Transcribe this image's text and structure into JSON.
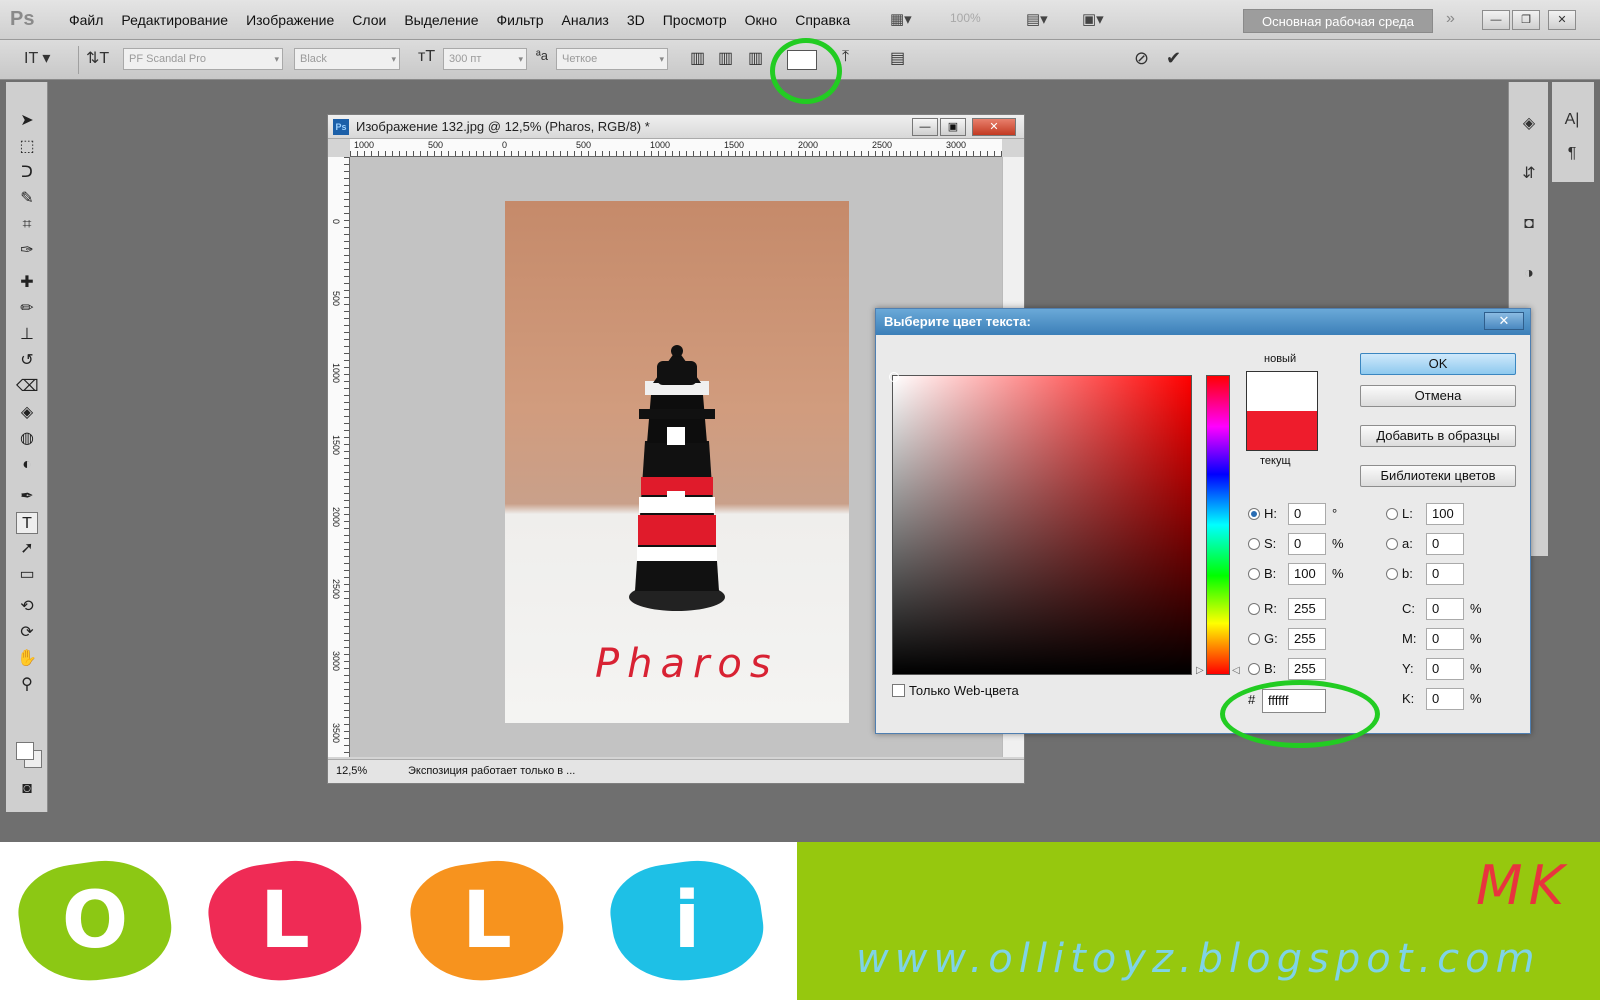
{
  "app": {
    "logo": "Ps",
    "menus": [
      "Файл",
      "Редактирование",
      "Изображение",
      "Слои",
      "Выделение",
      "Фильтр",
      "Анализ",
      "3D",
      "Просмотр",
      "Окно",
      "Справка"
    ],
    "zoom": "100%",
    "workspace": "Основная рабочая среда"
  },
  "options": {
    "font_family": "PF Scandal Pro",
    "font_style": "Black",
    "font_size": "300 пт",
    "antialias": "Четкое",
    "text_color": "#ffffff"
  },
  "document": {
    "title": "Изображение 132.jpg @ 12,5% (Pharos, RGB/8) *",
    "ruler_h": [
      "1000",
      "500",
      "0",
      "500",
      "1000",
      "1500",
      "2000",
      "2500",
      "3000"
    ],
    "ruler_v": [
      "0",
      "500",
      "1000",
      "1500",
      "2000",
      "2500",
      "3000",
      "3500"
    ],
    "zoom": "12,5%",
    "status": "Экспозиция работает только в ...",
    "photo_text": "Pharos"
  },
  "picker": {
    "title": "Выберите цвет текста:",
    "new_label": "новый",
    "current_label": "текущ",
    "new_color": "#ffffff",
    "current_color": "#ee1c2c",
    "buttons": {
      "ok": "OK",
      "cancel": "Отмена",
      "add_swatch": "Добавить в образцы",
      "libraries": "Библиотеки цветов"
    },
    "hsb": [
      {
        "label": "H:",
        "value": "0",
        "unit": "°"
      },
      {
        "label": "S:",
        "value": "0",
        "unit": "%"
      },
      {
        "label": "B:",
        "value": "100",
        "unit": "%"
      }
    ],
    "rgb": [
      {
        "label": "R:",
        "value": "255"
      },
      {
        "label": "G:",
        "value": "255"
      },
      {
        "label": "B:",
        "value": "255"
      }
    ],
    "lab": [
      {
        "label": "L:",
        "value": "100"
      },
      {
        "label": "a:",
        "value": "0"
      },
      {
        "label": "b:",
        "value": "0"
      }
    ],
    "cmyk": [
      {
        "label": "C:",
        "value": "0",
        "unit": "%"
      },
      {
        "label": "M:",
        "value": "0",
        "unit": "%"
      },
      {
        "label": "Y:",
        "value": "0",
        "unit": "%"
      },
      {
        "label": "K:",
        "value": "0",
        "unit": "%"
      }
    ],
    "web_only": "Только Web-цвета",
    "hex_symbol": "#",
    "hex": "ffffff"
  },
  "banner": {
    "letters": [
      "O",
      "L",
      "L",
      "i"
    ],
    "letter_colors": [
      "#8cc814",
      "#ef2b55",
      "#f7931e",
      "#1ec0e6"
    ],
    "mk": "MK",
    "site": "www.ollitoyz.blogspot.com"
  }
}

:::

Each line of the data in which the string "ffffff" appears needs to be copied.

## Answer to this exercise
    "text_color": "#ffffff"
    "new_color": "#ffffff",
    "hex": "ffffff"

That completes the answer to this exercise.